Your instructions: Find the word "Address" in the listing; pull out each line holding it.

(Material shown begins)

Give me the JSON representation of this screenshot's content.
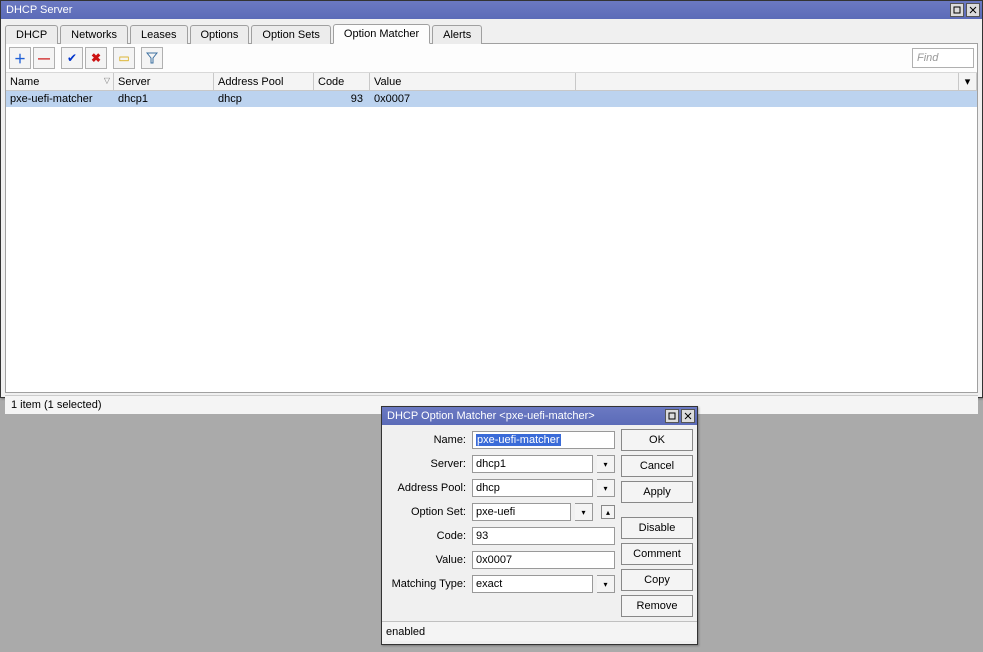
{
  "mainWindow": {
    "title": "DHCP Server",
    "tabs": [
      "DHCP",
      "Networks",
      "Leases",
      "Options",
      "Option Sets",
      "Option Matcher",
      "Alerts"
    ],
    "activeTab": "Option Matcher",
    "find_placeholder": "Find",
    "columns": {
      "name": "Name",
      "server": "Server",
      "pool": "Address Pool",
      "code": "Code",
      "value": "Value"
    },
    "row": {
      "name": "pxe-uefi-matcher",
      "server": "dhcp1",
      "pool": "dhcp",
      "code": "93",
      "value": "0x0007"
    },
    "status": "1 item (1 selected)"
  },
  "dialog": {
    "title": "DHCP Option Matcher <pxe-uefi-matcher>",
    "labels": {
      "name": "Name:",
      "server": "Server:",
      "pool": "Address Pool:",
      "optset": "Option Set:",
      "code": "Code:",
      "value": "Value:",
      "mtype": "Matching Type:"
    },
    "fields": {
      "name": "pxe-uefi-matcher",
      "server": "dhcp1",
      "pool": "dhcp",
      "optset": "pxe-uefi",
      "code": "93",
      "value": "0x0007",
      "mtype": "exact"
    },
    "buttons": {
      "ok": "OK",
      "cancel": "Cancel",
      "apply": "Apply",
      "disable": "Disable",
      "comment": "Comment",
      "copy": "Copy",
      "remove": "Remove"
    },
    "status": "enabled"
  }
}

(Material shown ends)

Output of the exercise:
      "pool": "Address Pool",
      "pool": "Address Pool:",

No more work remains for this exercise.